Task brief ▸ Scan the lines below; pull out those with "особенности".

=== Supplied records ===

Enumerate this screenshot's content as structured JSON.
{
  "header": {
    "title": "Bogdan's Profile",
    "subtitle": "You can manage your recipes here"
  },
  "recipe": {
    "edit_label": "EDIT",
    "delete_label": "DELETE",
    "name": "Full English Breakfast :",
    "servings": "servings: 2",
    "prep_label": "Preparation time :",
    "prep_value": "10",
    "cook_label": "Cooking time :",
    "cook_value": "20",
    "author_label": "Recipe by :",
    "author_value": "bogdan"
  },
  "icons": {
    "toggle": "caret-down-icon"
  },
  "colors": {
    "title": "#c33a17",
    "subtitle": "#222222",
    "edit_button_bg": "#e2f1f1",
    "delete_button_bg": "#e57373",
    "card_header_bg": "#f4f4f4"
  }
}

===
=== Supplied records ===

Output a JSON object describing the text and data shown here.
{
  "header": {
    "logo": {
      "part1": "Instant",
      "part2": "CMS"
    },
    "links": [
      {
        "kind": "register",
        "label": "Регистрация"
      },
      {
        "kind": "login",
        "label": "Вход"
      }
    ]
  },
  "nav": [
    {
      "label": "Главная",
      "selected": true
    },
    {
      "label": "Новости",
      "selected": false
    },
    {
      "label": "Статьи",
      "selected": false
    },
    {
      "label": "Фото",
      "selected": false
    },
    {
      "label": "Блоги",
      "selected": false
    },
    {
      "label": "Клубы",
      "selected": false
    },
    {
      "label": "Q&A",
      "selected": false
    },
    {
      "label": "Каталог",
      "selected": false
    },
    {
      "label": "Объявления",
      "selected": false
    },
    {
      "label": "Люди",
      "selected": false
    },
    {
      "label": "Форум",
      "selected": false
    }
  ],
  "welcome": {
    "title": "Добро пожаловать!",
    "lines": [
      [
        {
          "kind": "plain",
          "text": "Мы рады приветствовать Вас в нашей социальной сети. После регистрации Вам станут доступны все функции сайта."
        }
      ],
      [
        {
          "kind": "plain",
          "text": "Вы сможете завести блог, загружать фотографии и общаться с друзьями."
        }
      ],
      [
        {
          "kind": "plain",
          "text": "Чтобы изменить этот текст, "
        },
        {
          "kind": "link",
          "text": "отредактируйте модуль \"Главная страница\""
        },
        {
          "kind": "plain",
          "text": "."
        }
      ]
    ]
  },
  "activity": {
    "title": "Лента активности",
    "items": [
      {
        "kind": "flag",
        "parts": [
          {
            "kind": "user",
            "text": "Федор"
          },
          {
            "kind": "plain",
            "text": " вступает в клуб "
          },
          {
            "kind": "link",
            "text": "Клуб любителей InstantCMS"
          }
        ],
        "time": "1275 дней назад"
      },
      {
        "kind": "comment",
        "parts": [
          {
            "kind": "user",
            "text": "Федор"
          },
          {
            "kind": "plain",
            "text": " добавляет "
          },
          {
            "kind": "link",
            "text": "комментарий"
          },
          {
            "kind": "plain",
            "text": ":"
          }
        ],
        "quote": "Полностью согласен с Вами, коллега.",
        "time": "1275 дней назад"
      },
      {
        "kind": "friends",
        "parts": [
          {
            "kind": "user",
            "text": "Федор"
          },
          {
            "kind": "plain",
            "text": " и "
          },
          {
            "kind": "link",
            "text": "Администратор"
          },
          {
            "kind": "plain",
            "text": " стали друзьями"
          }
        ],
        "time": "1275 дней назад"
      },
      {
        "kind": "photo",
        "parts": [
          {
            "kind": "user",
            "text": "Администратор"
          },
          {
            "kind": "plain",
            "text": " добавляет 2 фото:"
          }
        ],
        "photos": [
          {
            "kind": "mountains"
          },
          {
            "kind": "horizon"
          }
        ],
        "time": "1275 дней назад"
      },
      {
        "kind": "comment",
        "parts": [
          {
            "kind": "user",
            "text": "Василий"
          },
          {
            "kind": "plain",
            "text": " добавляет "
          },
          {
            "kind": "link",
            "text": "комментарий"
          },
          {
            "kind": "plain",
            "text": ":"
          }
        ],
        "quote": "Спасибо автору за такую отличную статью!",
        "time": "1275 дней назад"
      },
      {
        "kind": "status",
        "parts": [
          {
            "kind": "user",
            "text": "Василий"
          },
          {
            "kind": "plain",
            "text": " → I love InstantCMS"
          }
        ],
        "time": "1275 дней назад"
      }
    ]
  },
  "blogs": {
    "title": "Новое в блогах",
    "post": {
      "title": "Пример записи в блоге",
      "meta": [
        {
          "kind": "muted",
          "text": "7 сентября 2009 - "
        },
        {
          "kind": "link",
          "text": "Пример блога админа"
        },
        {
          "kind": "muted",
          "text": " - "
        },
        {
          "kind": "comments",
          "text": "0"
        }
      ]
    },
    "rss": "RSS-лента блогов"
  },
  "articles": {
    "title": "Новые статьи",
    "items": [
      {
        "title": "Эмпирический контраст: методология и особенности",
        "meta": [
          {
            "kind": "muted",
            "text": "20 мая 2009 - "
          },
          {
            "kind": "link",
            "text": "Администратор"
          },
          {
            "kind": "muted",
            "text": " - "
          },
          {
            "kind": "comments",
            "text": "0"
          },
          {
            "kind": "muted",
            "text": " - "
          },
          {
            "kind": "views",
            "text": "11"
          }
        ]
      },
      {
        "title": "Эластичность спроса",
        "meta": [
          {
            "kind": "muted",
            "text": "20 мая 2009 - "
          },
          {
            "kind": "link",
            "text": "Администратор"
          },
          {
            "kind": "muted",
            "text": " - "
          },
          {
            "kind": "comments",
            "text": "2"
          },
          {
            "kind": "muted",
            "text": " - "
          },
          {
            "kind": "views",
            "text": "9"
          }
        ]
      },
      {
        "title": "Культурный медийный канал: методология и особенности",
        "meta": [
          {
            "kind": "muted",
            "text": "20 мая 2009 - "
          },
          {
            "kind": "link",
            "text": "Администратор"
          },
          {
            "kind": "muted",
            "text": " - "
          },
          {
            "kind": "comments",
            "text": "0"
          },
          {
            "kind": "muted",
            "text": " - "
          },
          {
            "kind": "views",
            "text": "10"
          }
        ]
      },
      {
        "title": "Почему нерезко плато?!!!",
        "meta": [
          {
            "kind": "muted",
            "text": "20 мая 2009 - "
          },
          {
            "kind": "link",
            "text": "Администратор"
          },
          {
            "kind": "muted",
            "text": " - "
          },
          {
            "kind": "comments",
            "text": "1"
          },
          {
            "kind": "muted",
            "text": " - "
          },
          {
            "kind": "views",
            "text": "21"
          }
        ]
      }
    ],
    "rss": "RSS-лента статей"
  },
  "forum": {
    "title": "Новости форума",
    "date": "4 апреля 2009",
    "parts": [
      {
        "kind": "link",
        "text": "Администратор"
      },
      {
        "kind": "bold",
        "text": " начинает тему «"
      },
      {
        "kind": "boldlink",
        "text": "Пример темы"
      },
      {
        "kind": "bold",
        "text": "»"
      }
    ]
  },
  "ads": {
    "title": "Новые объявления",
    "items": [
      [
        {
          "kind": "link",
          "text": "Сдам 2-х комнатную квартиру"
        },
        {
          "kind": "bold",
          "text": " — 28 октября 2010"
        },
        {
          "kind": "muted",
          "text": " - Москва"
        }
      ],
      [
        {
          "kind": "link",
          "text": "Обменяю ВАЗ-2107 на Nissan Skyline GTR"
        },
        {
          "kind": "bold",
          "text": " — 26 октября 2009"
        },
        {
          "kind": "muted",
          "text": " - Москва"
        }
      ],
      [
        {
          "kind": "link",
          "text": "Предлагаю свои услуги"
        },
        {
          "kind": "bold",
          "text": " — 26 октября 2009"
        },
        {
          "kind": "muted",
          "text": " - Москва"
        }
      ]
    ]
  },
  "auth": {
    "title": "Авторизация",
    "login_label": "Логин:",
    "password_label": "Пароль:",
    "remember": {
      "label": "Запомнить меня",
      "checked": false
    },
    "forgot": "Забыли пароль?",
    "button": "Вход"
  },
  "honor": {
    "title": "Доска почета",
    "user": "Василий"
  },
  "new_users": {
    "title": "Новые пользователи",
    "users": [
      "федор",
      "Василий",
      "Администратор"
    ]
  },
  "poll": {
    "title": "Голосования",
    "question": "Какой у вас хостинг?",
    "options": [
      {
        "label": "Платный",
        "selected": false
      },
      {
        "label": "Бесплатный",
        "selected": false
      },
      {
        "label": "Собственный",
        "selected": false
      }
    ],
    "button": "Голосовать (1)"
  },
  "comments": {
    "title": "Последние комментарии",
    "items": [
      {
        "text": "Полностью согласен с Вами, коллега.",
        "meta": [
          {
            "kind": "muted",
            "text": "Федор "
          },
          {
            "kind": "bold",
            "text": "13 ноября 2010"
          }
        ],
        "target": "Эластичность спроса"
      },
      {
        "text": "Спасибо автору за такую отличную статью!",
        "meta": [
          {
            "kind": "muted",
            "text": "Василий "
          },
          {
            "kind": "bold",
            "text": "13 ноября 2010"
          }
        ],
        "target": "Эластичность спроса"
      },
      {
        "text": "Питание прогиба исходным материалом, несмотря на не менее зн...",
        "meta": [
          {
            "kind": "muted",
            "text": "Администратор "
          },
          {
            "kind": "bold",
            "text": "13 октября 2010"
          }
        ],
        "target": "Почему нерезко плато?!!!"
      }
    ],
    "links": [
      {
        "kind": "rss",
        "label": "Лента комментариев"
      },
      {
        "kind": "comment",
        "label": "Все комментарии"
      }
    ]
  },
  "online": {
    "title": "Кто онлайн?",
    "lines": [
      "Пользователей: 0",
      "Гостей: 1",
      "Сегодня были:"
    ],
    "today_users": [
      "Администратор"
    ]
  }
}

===

Solution to this problem ▸
        "title": "Эмпирический контраст: методология и особенности",
        "title": "Культурный медийный канал: методология и особенности",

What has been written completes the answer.